## Description of the task
Look through the data below, tally the lines where "this" occurs, and write the total alone.
------------------------------------------------
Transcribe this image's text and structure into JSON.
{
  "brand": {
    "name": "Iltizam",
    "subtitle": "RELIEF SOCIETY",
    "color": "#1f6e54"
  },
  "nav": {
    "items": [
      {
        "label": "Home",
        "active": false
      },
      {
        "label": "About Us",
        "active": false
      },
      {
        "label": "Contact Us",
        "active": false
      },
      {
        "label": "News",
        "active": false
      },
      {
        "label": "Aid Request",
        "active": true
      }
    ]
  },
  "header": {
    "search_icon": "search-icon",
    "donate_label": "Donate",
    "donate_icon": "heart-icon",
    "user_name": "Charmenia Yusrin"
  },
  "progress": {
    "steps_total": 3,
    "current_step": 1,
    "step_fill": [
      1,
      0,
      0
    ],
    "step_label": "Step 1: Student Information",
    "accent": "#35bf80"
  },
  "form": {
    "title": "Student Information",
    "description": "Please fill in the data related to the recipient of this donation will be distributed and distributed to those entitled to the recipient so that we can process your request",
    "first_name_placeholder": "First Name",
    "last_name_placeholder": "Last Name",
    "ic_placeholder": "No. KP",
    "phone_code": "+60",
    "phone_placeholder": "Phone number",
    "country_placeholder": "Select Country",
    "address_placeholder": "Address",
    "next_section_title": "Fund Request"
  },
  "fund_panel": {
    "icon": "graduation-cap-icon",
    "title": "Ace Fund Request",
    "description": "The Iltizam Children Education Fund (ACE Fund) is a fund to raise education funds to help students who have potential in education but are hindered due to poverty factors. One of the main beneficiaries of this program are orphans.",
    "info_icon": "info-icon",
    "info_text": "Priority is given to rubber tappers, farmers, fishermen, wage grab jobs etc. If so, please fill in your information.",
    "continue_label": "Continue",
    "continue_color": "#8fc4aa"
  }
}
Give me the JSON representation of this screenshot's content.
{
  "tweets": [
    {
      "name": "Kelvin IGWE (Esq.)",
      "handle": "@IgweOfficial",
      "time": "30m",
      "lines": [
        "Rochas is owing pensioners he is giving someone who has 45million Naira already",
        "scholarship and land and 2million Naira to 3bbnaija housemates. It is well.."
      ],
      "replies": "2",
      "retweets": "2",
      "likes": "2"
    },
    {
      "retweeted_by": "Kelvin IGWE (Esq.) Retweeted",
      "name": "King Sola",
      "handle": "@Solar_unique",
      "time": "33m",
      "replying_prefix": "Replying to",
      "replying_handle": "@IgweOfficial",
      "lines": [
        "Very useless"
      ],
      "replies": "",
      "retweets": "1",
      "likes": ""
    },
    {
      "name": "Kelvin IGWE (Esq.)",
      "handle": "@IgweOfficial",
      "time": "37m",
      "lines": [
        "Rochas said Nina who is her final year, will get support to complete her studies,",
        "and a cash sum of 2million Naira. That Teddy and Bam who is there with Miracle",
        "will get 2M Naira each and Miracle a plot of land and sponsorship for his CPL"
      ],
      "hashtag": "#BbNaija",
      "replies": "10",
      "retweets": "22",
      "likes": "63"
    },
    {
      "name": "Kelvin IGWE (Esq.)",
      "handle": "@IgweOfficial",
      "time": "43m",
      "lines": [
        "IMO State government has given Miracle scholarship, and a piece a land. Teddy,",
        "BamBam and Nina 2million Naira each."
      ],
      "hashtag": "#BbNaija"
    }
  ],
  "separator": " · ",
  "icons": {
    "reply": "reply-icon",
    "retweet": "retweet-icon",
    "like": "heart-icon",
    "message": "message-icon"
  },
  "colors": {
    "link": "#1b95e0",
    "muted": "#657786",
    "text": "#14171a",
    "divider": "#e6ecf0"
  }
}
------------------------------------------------
## Answer box
4